HOW THIS POST CAME ABOUT
I was getting some really great feedback at work about my style of management slash how I was being perceived. As I was hearing this feedback from various colleagues and bosses I had somewhat of an epiphany – “holy crap, I care way more about what people think about me, more than I care about being respected by said people”.
WHY THIS MATTERS
As I talked about in one of my posts, a coworker had told me that they loved that I didn’t care what others thought of me. And yet, I did. It’s ironic, because it was a pivotal point in how I looked at myself as a worker and an entrepreneur. If I cared so much about what others were thinking of me, what was I losing out on?
WHAT HAPPENS WHEN YOU CARE MORE ABOUT BEING LIKED THAN DOING YOUR JOB
- You become afraid of failing
- You are scared to make tough decisions
- You avoid holding people accountable
- You avoid holding yourself accountable
- You forget why you are there in the first place
WHAT HAPPENS WHEN YOU CARE MORE ABOUT BEING RESPECTED THAN BEING LIKED
- You enter a state of flow
- You remember why you are there
- You hold others accountable
- You hold yourself accountable

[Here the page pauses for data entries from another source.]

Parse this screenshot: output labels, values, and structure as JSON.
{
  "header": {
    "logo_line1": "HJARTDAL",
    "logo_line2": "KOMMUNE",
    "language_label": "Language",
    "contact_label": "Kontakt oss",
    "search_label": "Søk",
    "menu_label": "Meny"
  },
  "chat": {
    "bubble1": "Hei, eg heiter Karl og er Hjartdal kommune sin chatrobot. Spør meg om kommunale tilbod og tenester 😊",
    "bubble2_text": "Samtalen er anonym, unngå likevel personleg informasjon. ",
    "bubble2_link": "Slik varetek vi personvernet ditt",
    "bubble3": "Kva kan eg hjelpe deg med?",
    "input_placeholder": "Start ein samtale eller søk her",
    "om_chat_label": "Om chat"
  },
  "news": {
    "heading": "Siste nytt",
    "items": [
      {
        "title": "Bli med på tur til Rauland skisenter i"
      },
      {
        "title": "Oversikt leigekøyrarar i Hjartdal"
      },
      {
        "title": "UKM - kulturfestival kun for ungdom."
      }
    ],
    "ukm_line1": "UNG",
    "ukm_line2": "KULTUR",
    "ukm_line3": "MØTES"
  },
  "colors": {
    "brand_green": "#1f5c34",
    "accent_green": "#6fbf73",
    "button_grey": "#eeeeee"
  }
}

- You grow – Every. Damn. Day.
HOW YOU CAN APPLY THIS
Think through a normal day of your work or your business. I am going to take you through a general scenario of what a day may look like and how caring more about respect will benefit you.
- You come to your computer and have a hundred emails to get through.
- Being Liked – “I need to get through these or they will be upset with me!”
- Being Respected – “I need to prioritize these. I cannot get everything done at once and I need to do my job or practice well.”
- You are in a meeting and a stakeholder is upset
- Being Liked – “What did I do wrong? Oh no! They are going to be so mad! I need to fix this.”
- Being Respected – “Okay, they are upset. I need to catch them and have a chat, so we can get to the bottom of this. If it was a miss on my end, I need to figure out how to mitigate for next time. If it was their miss, I need to see if there was a miscommunication or if I need to set clearer expectations.”
- You have to have a difficult conversation with a direct report, vendor or customer
- Being Liked – “I better give them what they ask for or at least a really good deal. I need to preserve this relationship at all costs.”
- Being Respected – “We need to talk through the problem. I will listen to their interpretation first to ensure they feel heard. After that, I will let them know what needs to happen next time to avoid this problem and coach them to help them grow and build a stronger relationship.”
This is an overall look at the two concepts. By no means is this black and white. With these types of ideas, there is always a lot of grey, which is why it is so important to talk about them. One of the main things that I have started to work on is respect first.
Meaning that I always establish a baseline of respect for each other and what you bring to the table as well as expectations from each party. Once that has been established and is being followed, it is easier to build a more personal relationship.
If both parties are interested in this, it will be much more fruitful of an endeavor.